“I adored Patrick Swayze and how honest his performance was and I said, I want to do that. I want to affect people that way,” says Anderson. But crippling shyness kept her from ever auditioning for anything in high school. “So, I figured if I threw down $30K for taking acting in college, I would have no choice but to get up on the stage, so I majored in theater University of Houston.”
And it worked, kind of. In college Anderson found her footing and the confidence that she does, in fact, belong on stage. But post-grad, she was still too terrified to go to auditions. It was so bad in fact, that she would get callbacks and decline to go.
Thankfully for her and for Houston audiences, that all changed when she turned 30. “I felt like I was getting too old to play around with this anymore, too old to be afraid,” says Anderson. “I hit 30 and thought, this is it, if I don’t do this now, I’m never going to. I also looked back on nine years of terror, and I was really ashamed. Ashamed of telling my parents, no I don’t have anything this year – it was a lie – I just wasn’t doing anything about it.”
It was quickly after this revelation that she got her first role in Ensemble Theatre’s production of Planto y Collards. Thrilled as she was, she was also somewhat shocked. Not because she landed the role, but because of the company itself.
“I was shocked because it was a black theater that hired me for a black play,” says Anderson who is half African American and half Asian and says she was constantly bullied in high school for not being “black enough” and sounding too white. “Was I going to live up to the history of this theater?” She said she felt intimidated doing an African American piece that was so outside of her own experience.
Her fears were soon put to rest. “I felt so welcomed and it was such a healing process for me and my identity, knowing that I belonged regardless of my background,” says Anderson.
“I have great respect and value for Callina as an artist,” says The Ensemble Theatre Artistic Director, Eileen J. Morris. “She always seeks to capture the growth and depth of each character she plays and her synergy of life is displayed in her artistry. She is an all-out fun actress to be around and always brings with her an infectious passion for creating.”
Others saw that talent and passion as well. Anderson's roles came in succession and suddenly it seemed like we saw her everywhere. She showed grace in playing a sci-fi dog/lizard in Gambrels of the Sky at Landing Theatre, she got her girl power groove on in Dollface at Mildred's Umbrella and she returned confidently to Ensemble to play in no less than August Wilson's Ma Rainey's Black Bottom.
But it was The Revolutionists at Main Street, the four-character feminist power comedy set during the French Revolution, that was the first show to really put her on the map. Playing a fierce Caribbean freedom fighter, Anderson expertly grounded the production with heart and soul, showing she can hold her own with some of the city’s best actresses.
“Callina pulls a power of emotion from depths you think must reach to the core of the earth,” says The Revolutionists director Andrew Ruthven. “The result captures the audience in a way that you can’t help but feel the impact of that moment.”
But none of these solid performances prepared us for what she accomplished in last year’s Houston Equity production of The Effect.
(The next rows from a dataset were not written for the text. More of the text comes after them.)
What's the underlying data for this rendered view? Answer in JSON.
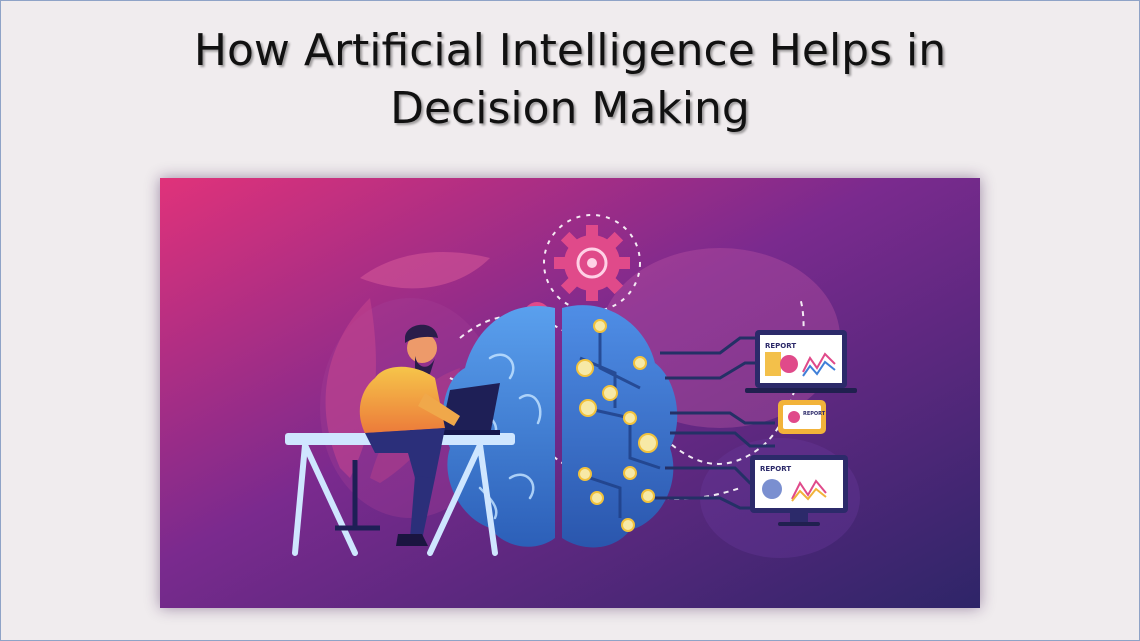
{
  "slide": {
    "title_line1": "How Artificial Intelligence Helps in",
    "title_line2": "Decision Making"
  },
  "illustration": {
    "monitor_top_label": "REPORT",
    "tablet_label": "REPORT",
    "monitor_bottom_label": "REPORT"
  },
  "colors": {
    "background": "#f0ecee",
    "gradient_start": "#e0327a",
    "gradient_mid": "#7a2a8e",
    "gradient_end": "#3a2470",
    "brain": "#3f7fd8",
    "accent_pink": "#e04a8a",
    "person_shirt": "#f2b33a"
  }
}
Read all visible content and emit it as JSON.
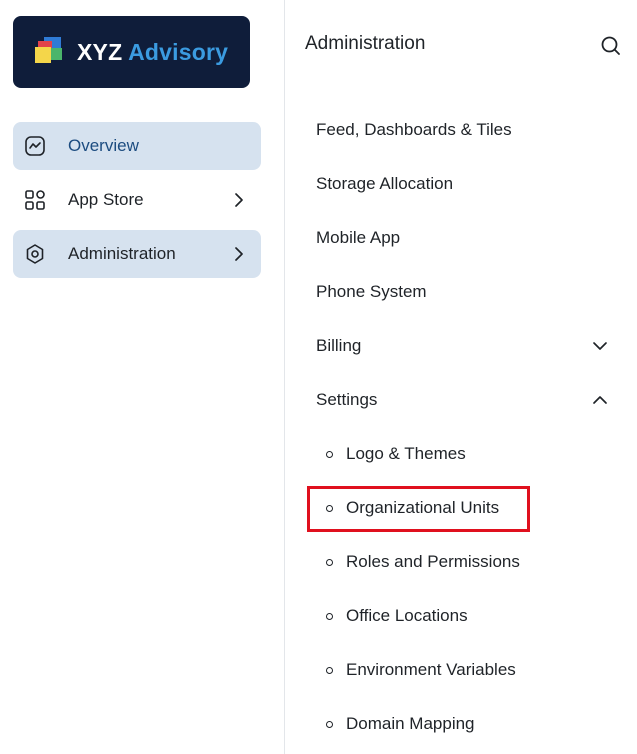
{
  "logo": {
    "word1": "XYZ",
    "word2": "Advisory"
  },
  "sidebar": {
    "items": [
      {
        "label": "Overview",
        "icon": "chart-icon",
        "state": "active"
      },
      {
        "label": "App Store",
        "icon": "apps-icon",
        "state": "normal"
      },
      {
        "label": "Administration",
        "icon": "gear-icon",
        "state": "expanded"
      }
    ]
  },
  "panel": {
    "title": "Administration",
    "search_icon": "search-icon",
    "items": [
      {
        "label": "Feed, Dashboards & Tiles"
      },
      {
        "label": "Storage Allocation"
      },
      {
        "label": "Mobile App"
      },
      {
        "label": "Phone System"
      },
      {
        "label": "Billing",
        "expandable": true,
        "expanded": false
      },
      {
        "label": "Settings",
        "expandable": true,
        "expanded": true
      }
    ],
    "settings_sub_items": [
      {
        "label": "Logo & Themes"
      },
      {
        "label": "Organizational Units",
        "highlighted": true
      },
      {
        "label": "Roles and Permissions"
      },
      {
        "label": "Office Locations"
      },
      {
        "label": "Environment Variables"
      },
      {
        "label": "Domain Mapping"
      }
    ]
  },
  "colors": {
    "logo_bg": "#0f1d3a",
    "brand_accent": "#3b9be0",
    "active_bg": "#d6e2ef",
    "active_text": "#1c4c80",
    "highlight": "#e0101e"
  }
}
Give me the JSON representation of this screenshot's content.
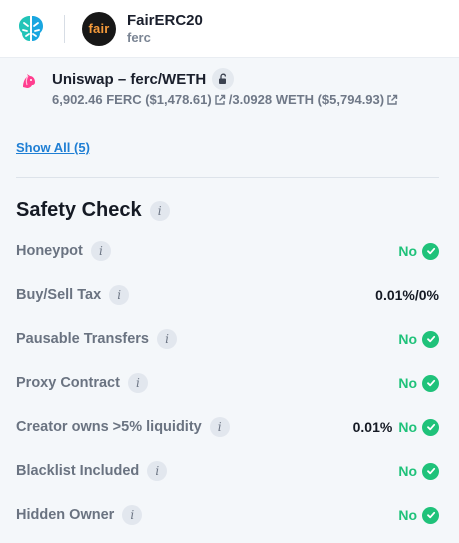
{
  "header": {
    "brand_logo_icon": "brain-leaf-logo-icon",
    "token_avatar_text": "fair",
    "token_name": "FairERC20",
    "token_symbol": "ferc"
  },
  "pair": {
    "icon": "uniswap-unicorn-icon",
    "title": "Uniswap – ferc/WETH",
    "lock_icon": "unlock-icon",
    "amount_a": "6,902.46 FERC ($1,478.61)",
    "separator": " / ",
    "amount_b": "3.0928 WETH ($5,794.93)",
    "external_link_icon": "external-link-icon"
  },
  "show_all": "Show All (5)",
  "safety": {
    "title": "Safety Check",
    "rows": [
      {
        "label": "Honeypot",
        "value": "No"
      },
      {
        "label": "Buy/Sell Tax",
        "value": "0.01%/0%"
      },
      {
        "label": "Pausable Transfers",
        "value": "No"
      },
      {
        "label": "Proxy Contract",
        "value": "No"
      },
      {
        "label": "Creator owns >5% liquidity",
        "pct": "0.01%",
        "value": "No"
      },
      {
        "label": "Blacklist Included",
        "value": "No"
      },
      {
        "label": "Hidden Owner",
        "value": "No"
      }
    ]
  },
  "colors": {
    "accent_link": "#1f7fd4",
    "success": "#1fc27a",
    "brand_teal": "#19c4c8"
  }
}
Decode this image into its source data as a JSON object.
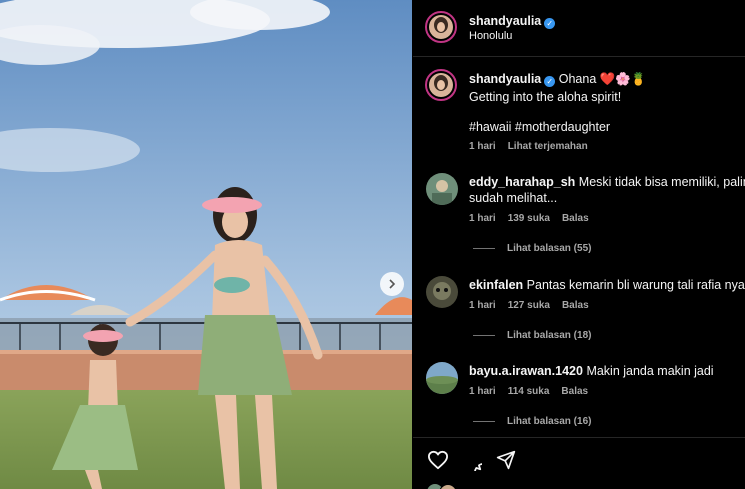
{
  "header": {
    "username": "shandyaulia",
    "location": "Honolulu"
  },
  "caption": {
    "username": "shandyaulia",
    "text_line1": "Ohana ❤️🌸🍍",
    "text_line2": "Getting into the aloha spirit!",
    "hashtags": "#hawaii #motherdaughter",
    "time": "1 hari",
    "translate": "Lihat terjemahan"
  },
  "comments": [
    {
      "username": "eddy_harahap_sh",
      "text_line1": "Meski tidak bisa memiliki, palin",
      "text_line2": "sudah melihat...",
      "time": "1 hari",
      "likes": "139 suka",
      "reply": "Balas",
      "view_replies": "Lihat balasan (55)"
    },
    {
      "username": "ekinfalen",
      "text_line1": "Pantas kemarin bli warung tali rafia nya",
      "time": "1 hari",
      "likes": "127 suka",
      "reply": "Balas",
      "view_replies": "Lihat balasan (18)"
    },
    {
      "username": "bayu.a.irawan.1420",
      "text_line1": "Makin janda makin jadi",
      "time": "1 hari",
      "likes": "114 suka",
      "reply": "Balas",
      "view_replies": "Lihat balasan (16)"
    }
  ],
  "icons": {
    "like": "heart-icon",
    "comment": "comment-icon",
    "share": "send-icon",
    "next": "chevron-right-icon",
    "verified": "verified-badge-icon"
  },
  "colors": {
    "background": "#000000",
    "verified": "#3897f0",
    "muted_text": "#a8a8a8",
    "story_ring": "#c13584"
  }
}
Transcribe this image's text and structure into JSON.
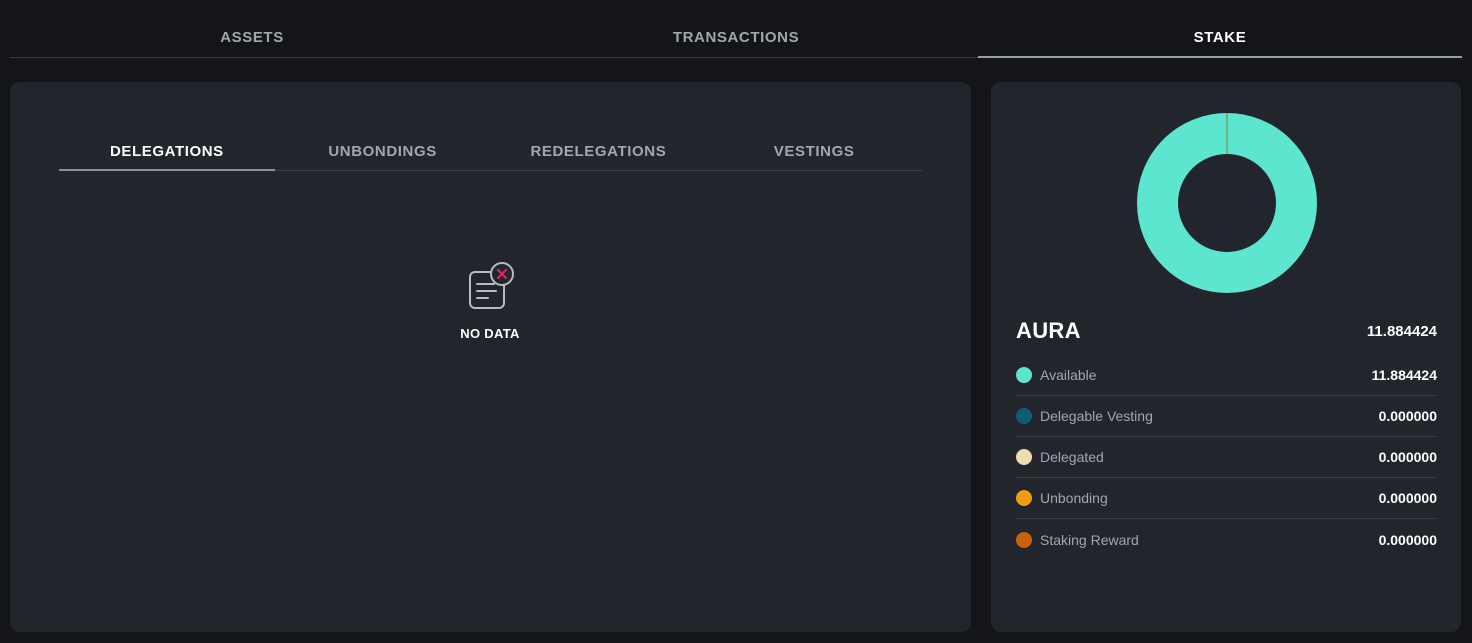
{
  "top_tabs": [
    {
      "label": "ASSETS"
    },
    {
      "label": "TRANSACTIONS"
    },
    {
      "label": "STAKE"
    }
  ],
  "sub_tabs": [
    {
      "label": "DELEGATIONS"
    },
    {
      "label": "UNBONDINGS"
    },
    {
      "label": "REDELEGATIONS"
    },
    {
      "label": "VESTINGS"
    }
  ],
  "empty_state": {
    "label": "NO DATA",
    "icon": "no-data-document-icon"
  },
  "balance": {
    "token": "AURA",
    "total": "11.884424",
    "items": [
      {
        "label": "Available",
        "value": "11.884424",
        "color": "#5ce6d0"
      },
      {
        "label": "Delegable Vesting",
        "value": "0.000000",
        "color": "#0e5f73"
      },
      {
        "label": "Delegated",
        "value": "0.000000",
        "color": "#eedcb0"
      },
      {
        "label": "Unbonding",
        "value": "0.000000",
        "color": "#f09b16"
      },
      {
        "label": "Staking Reward",
        "value": "0.000000",
        "color": "#c8620f"
      }
    ]
  },
  "colors": {
    "background": "#141519",
    "panel": "#23252c",
    "donut_main": "#5ce6d0",
    "empty_icon_accent": "#e0245e"
  }
}
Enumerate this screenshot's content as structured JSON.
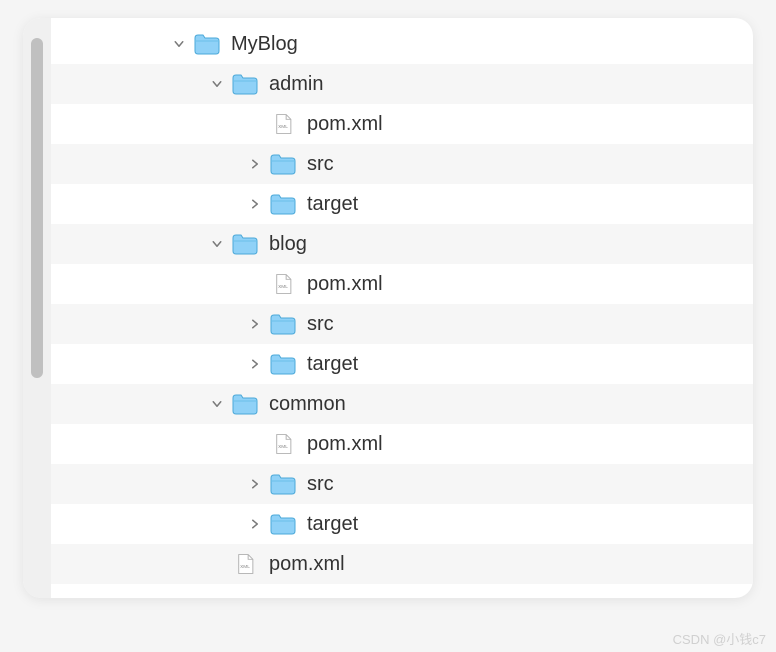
{
  "tree": {
    "rows": [
      {
        "label": "MyBlog",
        "type": "folder",
        "expanded": true,
        "indent": 1,
        "alt": false
      },
      {
        "label": "admin",
        "type": "folder",
        "expanded": true,
        "indent": 2,
        "alt": true
      },
      {
        "label": "pom.xml",
        "type": "xml",
        "expanded": null,
        "indent": 3,
        "alt": false
      },
      {
        "label": "src",
        "type": "folder",
        "expanded": false,
        "indent": 3,
        "alt": true
      },
      {
        "label": "target",
        "type": "folder",
        "expanded": false,
        "indent": 3,
        "alt": false
      },
      {
        "label": "blog",
        "type": "folder",
        "expanded": true,
        "indent": 2,
        "alt": true
      },
      {
        "label": "pom.xml",
        "type": "xml",
        "expanded": null,
        "indent": 3,
        "alt": false
      },
      {
        "label": "src",
        "type": "folder",
        "expanded": false,
        "indent": 3,
        "alt": true
      },
      {
        "label": "target",
        "type": "folder",
        "expanded": false,
        "indent": 3,
        "alt": false
      },
      {
        "label": "common",
        "type": "folder",
        "expanded": true,
        "indent": 2,
        "alt": true
      },
      {
        "label": "pom.xml",
        "type": "xml",
        "expanded": null,
        "indent": 3,
        "alt": false
      },
      {
        "label": "src",
        "type": "folder",
        "expanded": false,
        "indent": 3,
        "alt": true
      },
      {
        "label": "target",
        "type": "folder",
        "expanded": false,
        "indent": 3,
        "alt": false
      },
      {
        "label": "pom.xml",
        "type": "xml",
        "expanded": null,
        "indent": 2,
        "alt": true
      }
    ]
  },
  "watermark": "CSDN @小钱c7"
}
Playing a young woman in a drug experiment, obsessed with her co-experimentee, Anderson took center stage and ripped it up with angst, anger, lust and an enormously brave performance that showcased a depth of talent. It showed that she is indeed ready and willing to fully unleash the talent she pent up for so many years.
Patrick Swayze, rest his soul, would be proud.
Callina Anderson will next appear in:
The Hard Problem at Main Street Theater, Continuing through October 6, 2019
Ladies’ Night at Mildred’s Umbrella, January 9-18, 2020